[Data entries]
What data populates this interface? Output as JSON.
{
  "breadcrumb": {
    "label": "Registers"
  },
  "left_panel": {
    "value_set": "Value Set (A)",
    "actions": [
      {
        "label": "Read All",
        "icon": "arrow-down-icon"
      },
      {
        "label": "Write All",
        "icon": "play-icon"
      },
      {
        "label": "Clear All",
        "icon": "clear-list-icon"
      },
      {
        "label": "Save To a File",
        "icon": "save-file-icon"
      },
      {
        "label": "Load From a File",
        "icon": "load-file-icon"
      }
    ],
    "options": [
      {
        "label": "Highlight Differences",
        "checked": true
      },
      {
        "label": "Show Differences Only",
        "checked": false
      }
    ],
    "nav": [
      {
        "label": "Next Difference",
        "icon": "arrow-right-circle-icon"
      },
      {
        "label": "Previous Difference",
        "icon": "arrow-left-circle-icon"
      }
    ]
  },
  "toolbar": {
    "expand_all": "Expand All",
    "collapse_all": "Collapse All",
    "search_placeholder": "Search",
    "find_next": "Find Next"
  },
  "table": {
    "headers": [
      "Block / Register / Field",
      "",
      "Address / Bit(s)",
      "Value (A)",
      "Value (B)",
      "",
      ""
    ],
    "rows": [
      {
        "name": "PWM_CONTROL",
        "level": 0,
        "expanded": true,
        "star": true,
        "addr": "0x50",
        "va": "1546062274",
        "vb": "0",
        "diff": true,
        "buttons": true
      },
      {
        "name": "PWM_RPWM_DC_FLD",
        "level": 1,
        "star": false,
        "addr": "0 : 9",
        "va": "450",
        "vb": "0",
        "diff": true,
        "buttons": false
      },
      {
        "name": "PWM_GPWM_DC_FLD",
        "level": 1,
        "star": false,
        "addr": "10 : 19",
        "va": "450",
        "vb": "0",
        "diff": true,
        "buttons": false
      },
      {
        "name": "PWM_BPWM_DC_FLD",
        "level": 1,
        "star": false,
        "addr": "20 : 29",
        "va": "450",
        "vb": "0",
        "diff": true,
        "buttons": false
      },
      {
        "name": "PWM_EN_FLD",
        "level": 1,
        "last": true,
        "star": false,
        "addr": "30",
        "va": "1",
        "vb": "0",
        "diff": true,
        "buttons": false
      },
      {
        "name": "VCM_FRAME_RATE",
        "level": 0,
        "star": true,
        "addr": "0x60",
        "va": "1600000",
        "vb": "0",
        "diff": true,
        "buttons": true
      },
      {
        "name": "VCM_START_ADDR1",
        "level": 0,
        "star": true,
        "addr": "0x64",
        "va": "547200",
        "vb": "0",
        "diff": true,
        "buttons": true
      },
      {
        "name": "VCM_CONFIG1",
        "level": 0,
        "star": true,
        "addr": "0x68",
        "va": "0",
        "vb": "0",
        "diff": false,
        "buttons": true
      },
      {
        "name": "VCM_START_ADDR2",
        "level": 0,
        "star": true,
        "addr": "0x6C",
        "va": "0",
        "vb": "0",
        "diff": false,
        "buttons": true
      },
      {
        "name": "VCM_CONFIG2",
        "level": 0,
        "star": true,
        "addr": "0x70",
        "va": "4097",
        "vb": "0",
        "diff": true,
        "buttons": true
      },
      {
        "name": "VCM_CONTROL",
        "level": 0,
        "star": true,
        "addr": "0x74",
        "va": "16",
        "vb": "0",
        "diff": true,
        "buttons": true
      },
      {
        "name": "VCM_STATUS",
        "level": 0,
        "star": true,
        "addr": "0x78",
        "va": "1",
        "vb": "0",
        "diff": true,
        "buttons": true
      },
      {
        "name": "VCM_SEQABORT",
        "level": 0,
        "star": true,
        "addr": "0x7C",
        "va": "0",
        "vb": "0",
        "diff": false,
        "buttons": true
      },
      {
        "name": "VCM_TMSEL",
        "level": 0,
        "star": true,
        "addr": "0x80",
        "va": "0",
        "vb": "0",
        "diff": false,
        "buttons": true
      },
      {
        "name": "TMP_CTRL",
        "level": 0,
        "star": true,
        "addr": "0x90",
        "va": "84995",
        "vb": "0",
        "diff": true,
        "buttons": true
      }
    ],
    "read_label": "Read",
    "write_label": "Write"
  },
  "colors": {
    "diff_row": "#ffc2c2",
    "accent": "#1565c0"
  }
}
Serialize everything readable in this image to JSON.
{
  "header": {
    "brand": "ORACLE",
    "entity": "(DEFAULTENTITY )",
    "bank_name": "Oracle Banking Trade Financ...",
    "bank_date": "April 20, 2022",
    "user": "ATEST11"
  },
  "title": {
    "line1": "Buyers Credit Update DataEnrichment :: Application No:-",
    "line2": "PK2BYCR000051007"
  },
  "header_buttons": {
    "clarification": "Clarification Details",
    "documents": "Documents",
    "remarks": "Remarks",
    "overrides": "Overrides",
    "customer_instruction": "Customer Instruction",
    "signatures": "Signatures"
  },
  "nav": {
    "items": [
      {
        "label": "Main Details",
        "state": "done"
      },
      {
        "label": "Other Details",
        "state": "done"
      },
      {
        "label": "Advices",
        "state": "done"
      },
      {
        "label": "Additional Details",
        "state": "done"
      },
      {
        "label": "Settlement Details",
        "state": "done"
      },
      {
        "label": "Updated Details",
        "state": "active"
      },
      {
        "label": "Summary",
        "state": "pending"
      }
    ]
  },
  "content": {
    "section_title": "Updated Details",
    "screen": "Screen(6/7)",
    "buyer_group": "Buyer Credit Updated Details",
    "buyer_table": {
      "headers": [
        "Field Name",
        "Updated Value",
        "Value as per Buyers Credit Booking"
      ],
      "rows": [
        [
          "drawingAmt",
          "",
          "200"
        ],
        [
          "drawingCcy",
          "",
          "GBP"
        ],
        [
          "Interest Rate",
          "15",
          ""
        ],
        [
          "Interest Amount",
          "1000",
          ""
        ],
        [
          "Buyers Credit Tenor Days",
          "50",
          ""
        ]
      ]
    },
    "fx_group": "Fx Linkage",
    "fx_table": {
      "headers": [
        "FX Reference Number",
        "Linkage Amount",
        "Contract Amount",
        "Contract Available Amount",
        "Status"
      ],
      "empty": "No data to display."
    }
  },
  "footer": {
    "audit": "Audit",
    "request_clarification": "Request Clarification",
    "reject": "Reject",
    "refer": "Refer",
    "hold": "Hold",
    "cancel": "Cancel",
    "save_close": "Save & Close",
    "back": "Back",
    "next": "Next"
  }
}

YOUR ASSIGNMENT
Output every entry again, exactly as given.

RESULT FOR THIS TASK
What data populates this interface? Output as JSON.
{
  "breadcrumb": {
    "label": "Registers"
  },
  "left_panel": {
    "value_set": "Value Set (A)",
    "actions": [
      {
        "label": "Read All",
        "icon": "arrow-down-icon"
      },
      {
        "label": "Write All",
        "icon": "play-icon"
      },
      {
        "label": "Clear All",
        "icon": "clear-list-icon"
      },
      {
        "label": "Save To a File",
        "icon": "save-file-icon"
      },
      {
        "label": "Load From a File",
        "icon": "load-file-icon"
      }
    ],
    "options": [
      {
        "label": "Highlight Differences",
        "checked": true
      },
      {
        "label": "Show Differences Only",
        "checked": false
      }
    ],
    "nav": [
      {
        "label": "Next Difference",
        "icon": "arrow-right-circle-icon"
      },
      {
        "label": "Previous Difference",
        "icon": "arrow-left-circle-icon"
      }
    ]
  },
  "toolbar": {
    "expand_all": "Expand All",
    "collapse_all": "Collapse All",
    "search_placeholder": "Search",
    "find_next": "Find Next"
  },
  "table": {
    "headers": [
      "Block / Register / Field",
      "",
      "Address / Bit(s)",
      "Value (A)",
      "Value (B)",
      "",
      ""
    ],
    "rows": [
      {
        "name": "PWM_CONTROL",
        "level": 0,
        "expanded": true,
        "star": true,
        "addr": "0x50",
        "va": "1546062274",
        "vb": "0",
        "diff": true,
        "buttons": true
      },
      {
        "name": "PWM_RPWM_DC_FLD",
        "level": 1,
        "star": false,
        "addr": "0 : 9",
        "va": "450",
        "vb": "0",
        "diff": true,
        "buttons": false
      },
      {
        "name": "PWM_GPWM_DC_FLD",
        "level": 1,
        "star": false,
        "addr": "10 : 19",
        "va": "450",
        "vb": "0",
        "diff": true,
        "buttons": false
      },
      {
        "name": "PWM_BPWM_DC_FLD",
        "level": 1,
        "star": false,
        "addr": "20 : 29",
        "va": "450",
        "vb": "0",
        "diff": true,
        "buttons": false
      },
      {
        "name": "PWM_EN_FLD",
        "level": 1,
        "last": true,
        "star": false,
        "addr": "30",
        "va": "1",
        "vb": "0",
        "diff": true,
        "buttons": false
      },
      {
        "name": "VCM_FRAME_RATE",
        "level": 0,
        "star": true,
        "addr": "0x60",
        "va": "1600000",
        "vb": "0",
        "diff": true,
        "buttons": true
      },
      {
        "name": "VCM_START_ADDR1",
        "level": 0,
        "star": true,
        "addr": "0x64",
        "va": "547200",
        "vb": "0",
        "diff": true,
        "buttons": true
      },
      {
        "name": "VCM_CONFIG1",
        "level": 0,
        "star": true,
        "addr": "0x68",
        "va": "0",
        "vb": "0",
        "diff": false,
        "buttons": true
      },
      {
        "name": "VCM_START_ADDR2",
        "level": 0,
        "star": true,
        "addr": "0x6C",
        "va": "0",
        "vb": "0",
        "diff": false,
        "buttons": true
      },
      {
        "name": "VCM_CONFIG2",
        "level": 0,
        "star": true,
        "addr": "0x70",
        "va": "4097",
        "vb": "0",
        "diff": true,
        "buttons": true
      },
      {
        "name": "VCM_CONTROL",
        "level": 0,
        "star": true,
        "addr": "0x74",
        "va": "16",
        "vb": "0",
        "diff": true,
        "buttons": true
      },
      {
        "name": "VCM_STATUS",
        "level": 0,
        "star": true,
        "addr": "0x78",
        "va": "1",
        "vb": "0",
        "diff": true,
        "buttons": true
      },
      {
        "name": "VCM_SEQABORT",
        "level": 0,
        "star": true,
        "addr": "0x7C",
        "va": "0",
        "vb": "0",
        "diff": false,
        "buttons": true
      },
      {
        "name": "VCM_TMSEL",
        "level": 0,
        "star": true,
        "addr": "0x80",
        "va": "0",
        "vb": "0",
        "diff": false,
        "buttons": true
      },
      {
        "name": "TMP_CTRL",
        "level": 0,
        "star": true,
        "addr": "0x90",
        "va": "84995",
        "vb": "0",
        "diff": true,
        "buttons": true
      }
    ],
    "read_label": "Read",
    "write_label": "Write"
  },
  "colors": {
    "diff_row": "#ffc2c2",
    "accent": "#1565c0"
  }
}
Serialize everything readable in this image to JSON.
{
  "header": {
    "brand": "ORACLE",
    "entity": "(DEFAULTENTITY )",
    "bank_name": "Oracle Banking Trade Financ...",
    "bank_date": "April 20, 2022",
    "user": "ATEST11"
  },
  "title": {
    "line1": "Buyers Credit Update DataEnrichment :: Application No:-",
    "line2": "PK2BYCR000051007"
  },
  "header_buttons": {
    "clarification": "Clarification Details",
    "documents": "Documents",
    "remarks": "Remarks",
    "overrides": "Overrides",
    "customer_instruction": "Customer Instruction",
    "signatures": "Signatures"
  },
  "nav": {
    "items": [
      {
        "label": "Main Details",
        "state": "done"
      },
      {
        "label": "Other Details",
        "state": "done"
      },
      {
        "label": "Advices",
        "state": "done"
      },
      {
        "label": "Additional Details",
        "state": "done"
      },
      {
        "label": "Settlement Details",
        "state": "done"
      },
      {
        "label": "Updated Details",
        "state": "active"
      },
      {
        "label": "Summary",
        "state": "pending"
      }
    ]
  },
  "content": {
    "section_title": "Updated Details",
    "screen": "Screen(6/7)",
    "buyer_group": "Buyer Credit Updated Details",
    "buyer_table": {
      "headers": [
        "Field Name",
        "Updated Value",
        "Value as per Buyers Credit Booking"
      ],
      "rows": [
        [
          "drawingAmt",
          "",
          "200"
        ],
        [
          "drawingCcy",
          "",
          "GBP"
        ],
        [
          "Interest Rate",
          "15",
          ""
        ],
        [
          "Interest Amount",
          "1000",
          ""
        ],
        [
          "Buyers Credit Tenor Days",
          "50",
          ""
        ]
      ]
    },
    "fx_group": "Fx Linkage",
    "fx_table": {
      "headers": [
        "FX Reference Number",
        "Linkage Amount",
        "Contract Amount",
        "Contract Available Amount",
        "Status"
      ],
      "empty": "No data to display."
    }
  },
  "footer": {
    "audit": "Audit",
    "request_clarification": "Request Clarification",
    "reject": "Reject",
    "refer": "Refer",
    "hold": "Hold",
    "cancel": "Cancel",
    "save_close": "Save & Close",
    "back": "Back",
    "next": "Next"
  }
}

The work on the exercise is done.